The parents said that they love Dr. Emily at Children’s Hospital and more importantly Kyndel loves her too.
“Since she is so young and knows no other way of life — so she has done a great job while undergoing surgery and enduring the treatments. Fortunately, she is blessed to have a high pain tolerance which helps with the necessary surgeries and treatment sessions too,” they admitted. The treatments include four hours of infusion therapy — where they inject the enzymes that Kyndel is lacking directly into her brain. Stacie said that this type of treatment for CLN2 was just approved by the FDA two years ago — so unfortunately the enzyme therapy treatments were not available at the time for Westley.
Adam is head mechanic with the Logan-Hocking School District so he has good health insurance but of course with lifelong treatments, the cost of surgery and treatments can exceed the costs covered by insurance benefits.
To assist with additional medical expenses, a Truck and Tractor Pull Benefit will be hosted at the Hocking County Fairgrounds Saturday. According to Adam, the gates will open at 9 a.m. and the competition is scheduled to begin at noon. Adam said that the truck and semi entry fee is $25 per hook, while admission fee is $10 per person and children under the age of 10 are admitted for free.
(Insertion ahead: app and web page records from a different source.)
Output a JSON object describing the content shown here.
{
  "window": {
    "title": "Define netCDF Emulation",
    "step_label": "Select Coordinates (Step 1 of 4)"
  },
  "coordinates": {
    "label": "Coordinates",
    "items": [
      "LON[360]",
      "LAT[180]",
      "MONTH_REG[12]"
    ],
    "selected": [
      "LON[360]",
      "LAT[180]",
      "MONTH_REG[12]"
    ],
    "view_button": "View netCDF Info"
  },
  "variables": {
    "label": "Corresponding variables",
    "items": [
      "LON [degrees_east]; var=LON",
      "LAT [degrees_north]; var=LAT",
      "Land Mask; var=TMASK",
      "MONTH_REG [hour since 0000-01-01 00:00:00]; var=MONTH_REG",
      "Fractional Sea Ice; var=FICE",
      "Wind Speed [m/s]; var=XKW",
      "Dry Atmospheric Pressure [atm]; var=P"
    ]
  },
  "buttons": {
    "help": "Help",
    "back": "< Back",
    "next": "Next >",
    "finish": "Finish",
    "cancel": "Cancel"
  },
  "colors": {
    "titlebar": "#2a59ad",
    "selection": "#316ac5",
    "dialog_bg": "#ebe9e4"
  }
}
Food and beverages will be available to purchase during the event.
The classes for the truck and tractor pull includes 6000# Street Stock gas; 6200# Cheater Stock gas; 6200# Light Pro Stock; 8000# 2.5 and 2.6 Smooth Bore combo diesel; 8000# Street Diesel; 8000# Work Stock Diesel; 8000# Run what you brung; Street Semi, Hot Semi and 9500# Pro Farm Tractors.
Adam noted that in the event of rain, the event will be hosted on Memorial Day, Monday, May 27. For additional information, contact Bubba at 740-216-0150 or Adam Sudlow at 740-270-9115.
If folks are unable to attend the truck and tractor pull, a second event is being planned by classmates of the Logan High School Class of 2004 — which is the year that Stacie and Adam graduated from high school as well.
The Kyndel’s Kure Benefit/Cook Out will be hosted at The Logan Eagles #2168, located at 75 E. Main Street, on June, 22. The event will include hamburgers and hot dogs donated by the Eagle’s organization, while a Chinese auction, 50/50 drawing will be conducted and disc jockey Rhyno will be on hand to provide entertainment for the guests.
The doors will open at 4 p.m., with auction drawings slated at 6 p.m., hamburgers and hot dogs and side dishes will be served at 5 p.m., for a $5 fee and Rhyno will play tunes from 4 to 7 p.m. Parking is available in the Hocking County Courthouse parking lot.
The Roops also mentioned that monetary donations can be made to Kyndel’s medical at Hocking Hills Banking Center or through PayPal at Kyndelroop@gmail.com.